The CFPB’s Order discusses the technical details of consumer reporting and focuses helpfully on a few of the approximately 40 data fields submitted by furnishers of credit information to Consumer Reporting Agencies (CRAs). The Order reminds furnishers of credit information about the need to ensure data accuracy at the micro-level.

CRA Error Reports

The Order discusses the CFPB’s conclusion that the Bank had received error reports from the CRAs regarding inconsistent data, including inconsistent date of first deficiency and inconsistent balance and payoff information. According to the Order, no or little subsequent action was taken by the Bank to correct the inconsistent data, but that reporting continued in the same manner.

Furnishers of credit information should ensure they monitor their data quality reports from CRAs and whether the information shared is addressed to staff that can effectuate changes as needed. This Order highlights important questions that all financial institutions should be asking. “Does the recipient of the CRA data quality reports have a responsibility to inform senior management of its receipt?” “Are CRA data quality reports tracked to completion and then monitored going forward for continued compliance?”

Data Integrity

The FCRA prohibits furnishers of credit information from reporting information if the entity knows or has reasonable cause to believe that the information is inaccurate.[1] The CFPB cites instances within the Order of data, submitted to the CRAs, that was inconsistent within the data itself. For instance, a report on a particular account showing as paid in full yet also showing the account still open or with a balance as an example.

Furnishers of credit information should have a protocol to evaluate submitted credit information for inconsistencies. Simple questions can initiate the process in the form of a reconciliation between characteristics of accounts being managed and characteristics of accounts being reported to the CRAs, such as open, charged off, paid in full, etc.

Policy and Procedures

Regulation V, FCRA’s implementing regulations, requires furnishers of credit information to consumer reporting agencies to establish and implement reasonable written policies and procedures regarding the accuracy of the reported information.[2] These policies and procedures must be appropriate to the nature, size and complexity of the furnisher’s activities. The Order concluded the Bank’s policies and procedures did not provide the detail necessary to avoid reporting inaccurate information.

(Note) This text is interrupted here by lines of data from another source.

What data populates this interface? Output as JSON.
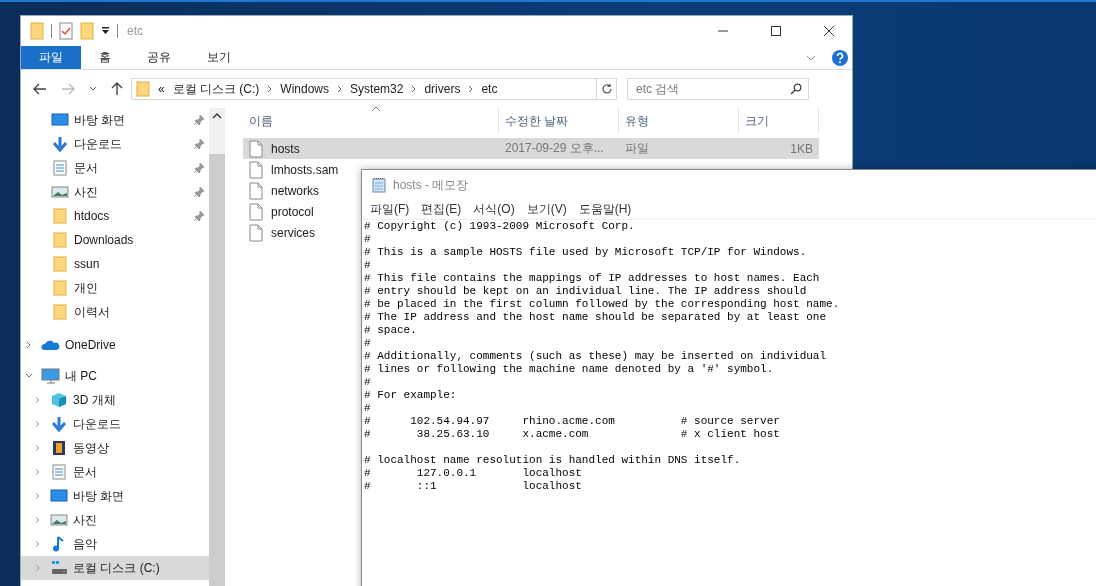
{
  "explorer": {
    "title": "etc",
    "ribbon_tabs": [
      {
        "label": "파일",
        "selected": true
      },
      {
        "label": "홈",
        "selected": false
      },
      {
        "label": "공유",
        "selected": false
      },
      {
        "label": "보기",
        "selected": false
      }
    ],
    "address": {
      "overflow": "«",
      "crumbs": [
        "로컬 디스크 (C:)",
        "Windows",
        "System32",
        "drivers",
        "etc"
      ]
    },
    "search": {
      "placeholder": "etc 검색"
    },
    "quick_access": [
      {
        "label": "바탕 화면",
        "kind": "desktop",
        "pinned": true,
        "selected": false
      },
      {
        "label": "다운로드",
        "kind": "download",
        "pinned": true,
        "selected": false
      },
      {
        "label": "문서",
        "kind": "document",
        "pinned": true,
        "selected": false
      },
      {
        "label": "사진",
        "kind": "pictures",
        "pinned": true,
        "selected": false
      },
      {
        "label": "htdocs",
        "kind": "folder",
        "pinned": true,
        "selected": false
      },
      {
        "label": "Downloads",
        "kind": "folder",
        "pinned": false,
        "selected": false
      },
      {
        "label": "ssun",
        "kind": "folder",
        "pinned": false,
        "selected": false
      },
      {
        "label": "개인",
        "kind": "folder",
        "pinned": false,
        "selected": false
      },
      {
        "label": "이력서",
        "kind": "folder",
        "pinned": false,
        "selected": false
      }
    ],
    "nav_roots": [
      {
        "label": "OneDrive",
        "kind": "cloud",
        "expanded": false,
        "selected": false
      },
      {
        "label": "내 PC",
        "kind": "pc",
        "expanded": true,
        "selected": false,
        "children": [
          {
            "label": "3D 개체",
            "kind": "cube",
            "expanded": false,
            "selected": false
          },
          {
            "label": "다운로드",
            "kind": "download",
            "expanded": false,
            "selected": false
          },
          {
            "label": "동영상",
            "kind": "video",
            "expanded": false,
            "selected": false
          },
          {
            "label": "문서",
            "kind": "document",
            "expanded": false,
            "selected": false
          },
          {
            "label": "바탕 화면",
            "kind": "desktop",
            "expanded": false,
            "selected": false
          },
          {
            "label": "사진",
            "kind": "pictures",
            "expanded": false,
            "selected": false
          },
          {
            "label": "음악",
            "kind": "music",
            "expanded": false,
            "selected": false
          },
          {
            "label": "로컬 디스크 (C:)",
            "kind": "drive",
            "expanded": false,
            "selected": true
          }
        ]
      }
    ],
    "columns": [
      {
        "label": "이름",
        "sorted": true
      },
      {
        "label": "수정한 날짜",
        "sorted": false
      },
      {
        "label": "유형",
        "sorted": false
      },
      {
        "label": "크기",
        "sorted": false
      }
    ],
    "files": [
      {
        "name": "hosts",
        "date": "2017-09-29 오후...",
        "type": "파일",
        "size": "1KB",
        "selected": true
      },
      {
        "name": "lmhosts.sam",
        "selected": false
      },
      {
        "name": "networks",
        "selected": false
      },
      {
        "name": "protocol",
        "selected": false
      },
      {
        "name": "services",
        "selected": false
      }
    ]
  },
  "notepad": {
    "title": "hosts - 메모장",
    "menu": [
      "파일(F)",
      "편집(E)",
      "서식(O)",
      "보기(V)",
      "도움말(H)"
    ],
    "content": "# Copyright (c) 1993-2009 Microsoft Corp.\n#\n# This is a sample HOSTS file used by Microsoft TCP/IP for Windows.\n#\n# This file contains the mappings of IP addresses to host names. Each\n# entry should be kept on an individual line. The IP address should\n# be placed in the first column followed by the corresponding host name.\n# The IP address and the host name should be separated by at least one\n# space.\n#\n# Additionally, comments (such as these) may be inserted on individual\n# lines or following the machine name denoted by a '#' symbol.\n#\n# For example:\n#\n#      102.54.94.97     rhino.acme.com          # source server\n#       38.25.63.10     x.acme.com              # x client host\n\n# localhost name resolution is handled within DNS itself.\n#\t127.0.0.1       localhost\n#\t::1             localhost"
  }
}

As a reminder, all furnishers of credit information are required under Regulation V to consider the guidelines in Appendix E of the Regulation when developing the policies and procedures.[3]  Appendix E of Regulation V contains thirteen components that should be accounted for within the  policies and procedures. Of course, each furnisher must evaluate its policies and procedures periodically to ensure their continued effectiveness.[4] And lastly, documenting for the record that review process, and its findings, are always best practice.

CRA compliance can sometimes become a forgotten child within your compliance suite of obligations. If you provide CRA information, starting 2021 with the priority of reviewing your policies and procedures would be highly recommended. Consider especially whether CRA error reports, internal audit reports and customer disputes, all cited as red flags in the Order, are addressed effectively within the policies and procedures.

One should never read too much into the early political statements whenever there is a change in the federal government’s administration. But if the early comments of Sen. Sherrod Brown (D-Ohio), the incoming head of the Senate Committee on Banking, Housing and Urban Affairs, carry weight, then the upcoming years will see increased focus on consumer finance, credit scoring, CRAs and those who furnish information to the CRAs.

For more information, contact Nancy Presnell, Bill Repasky, or any attorney with Frost Brown Todd’s Financial Services Industry Team.

[1] 15 U.S.C. § 1681s-2

[2] 12 C.F.R. § 1022.42(a)

[3] 12 C.F.R. § 1022.42(b)

[4] 12 C.F.R. § 1022.42(c)